In summary, a PAF is an efficient, satisfying and tax effective way to put a structure around your philanthropy. It allows a donor to set aside capital to generate investment income for charitable purposes in perpetuity.
What is a PAF?
A PAF is a type of private charitable trust established and operated in Australia. It is maintained under a Will or an instrument of trust (e.g. trust deed) under State or Territory law. Today there are roughly 1,600 PAFs across the country, with 80 – 100 established annually and total net assets valued at over $7 Billion. In the 2013/14 tax year, they gave away $300M.
How is a PAF structured and governed?
A PAF must have a company as the trustee and the company board is usually comprised of family members. It must contain at least one independent director (the ‘Responsible Person’).
PAFs are normally exempt from income tax and other federal taxes. They are also eligible to receive cash refunds of franking credits. Testamentary gifts made to a PAF also have Capital Gains Tax (CGT) exemption.
A PAF can be endorsed by the Australian Taxation Office (ATO) as a deductible gift recipient (DGR) Item 2 so can receive tax deductible gifts.
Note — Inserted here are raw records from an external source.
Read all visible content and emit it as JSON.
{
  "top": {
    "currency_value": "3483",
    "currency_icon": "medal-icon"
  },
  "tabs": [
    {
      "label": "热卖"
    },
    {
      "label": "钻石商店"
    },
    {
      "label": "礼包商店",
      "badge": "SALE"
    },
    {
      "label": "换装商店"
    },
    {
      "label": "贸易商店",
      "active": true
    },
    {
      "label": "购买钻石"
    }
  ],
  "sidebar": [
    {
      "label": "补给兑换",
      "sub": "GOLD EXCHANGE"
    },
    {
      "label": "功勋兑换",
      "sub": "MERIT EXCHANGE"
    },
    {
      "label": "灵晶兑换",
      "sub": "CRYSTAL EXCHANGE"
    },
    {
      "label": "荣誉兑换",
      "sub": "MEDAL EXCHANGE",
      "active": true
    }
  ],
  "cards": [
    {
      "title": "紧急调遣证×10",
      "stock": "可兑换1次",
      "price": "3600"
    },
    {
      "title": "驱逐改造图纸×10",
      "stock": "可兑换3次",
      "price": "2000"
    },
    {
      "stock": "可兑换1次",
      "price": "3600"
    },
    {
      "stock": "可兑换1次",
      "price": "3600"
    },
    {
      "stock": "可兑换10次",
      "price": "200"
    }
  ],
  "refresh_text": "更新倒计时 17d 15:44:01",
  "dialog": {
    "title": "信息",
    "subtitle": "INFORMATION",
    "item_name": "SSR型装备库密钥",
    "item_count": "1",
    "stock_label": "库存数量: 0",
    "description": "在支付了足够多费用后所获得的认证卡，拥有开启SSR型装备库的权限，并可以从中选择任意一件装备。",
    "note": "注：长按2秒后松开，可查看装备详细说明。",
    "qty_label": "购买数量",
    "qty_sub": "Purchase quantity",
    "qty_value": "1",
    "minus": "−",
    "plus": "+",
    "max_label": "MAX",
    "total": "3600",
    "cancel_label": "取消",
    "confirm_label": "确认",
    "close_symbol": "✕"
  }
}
PAFs are governed by ATO Guidelines and have Australian Charities and Not-for-profits Commission (ACNC) compliance obligations.
When would you consider using a PAF?
A PAF can suit individuals, families and companies that:
- Can make use of tax deductible donations
- Want control of investment and grant-making decisions
- Wish to leave a philanthropic legacy in their own lifetime
- Desire to foster in their children their own philanthropic values and sense of financial responsibility
- Wish to provide charitable causes with long term sustainable funding even when their personal financial situations change
- Have at least $500,000 for an initial donation
What must a PAF do each year?
A PAF must make a minimum annual distribution of at least 5% of the market value of the fund’s net assets as at the end of the previous financial year, (subject to a minimum of $11,000). A distribution also includes the provision of property or benefits at market value.
Distributions (also called grants) must be made to only DGR Item 1 charities (of which there are over 20,000), never another DGR Item 2 organisation such as another PAF.
There are also several annual administrative and compliance obligations including preparing audited financial statements, the ATO Ancillary Fund Return and lodgment of the Annual Information Statement with the ACNC.
Managing a PAF needn’t be difficult. We recommend using a competent PAF administration service such as that offered by Australian Philanthropic Services, to handle all secretariat and compliance requirements.
Donations to a PAF
Donors receive a tax deduction for donations, which can be spread over five years – extending your giving out over a much longer period.
A PAF must be private in nature, so the founder (or related party) can make as many donations as they wish. However the PAF cannot solicit donations from the public. It can however, in any financial year, accept donations from un-related entities (as defined) provided the amount is not more than 20% (in total) of the market value of the PAF assets as determined at the end of the previous financial year.
It is possible to give property, including cash and shares, to a PAF. Although a gift of property can attract CGT, the taxable gain is often offset by a tax deduction equal to the current value of the property as determined by the ATO.
How are PAFs established?
Expert tax, legal and financial advice is typically required to establish a PAF, however the process is not onerous. The ongoing timing and size of donations should also be subject to financial advice. A PAF’s trust deed must contain specific provisions and be approved by the ATO. The approval process can take several months.
How portable is a PAF?
If you don’t have sufficient capital initially to justify the costs of running a PAF, you can open a sub-fund in a public ancillary fund, grow the balance over a few years, and then transfer the funds to a PAF. You can also transfer a PAF into a sub-fund of a Public Foundation if you no longer wish to operate your own structure.
Our experience with PAFs
Our goal is to help people make their philanthropic wishes a reality, and if appropriate, assist them establish a PAF. We take great professional and personal interest in assisting our clients develop and manage their philanthropic strategies, either stand-alone or as part of a broader financial strategy. We then prepare and monitor an investment strategy that is compliant with the PAF Guidelines.
If you are interested in finding out more about PAFs, please contact your Profile Financial Planner.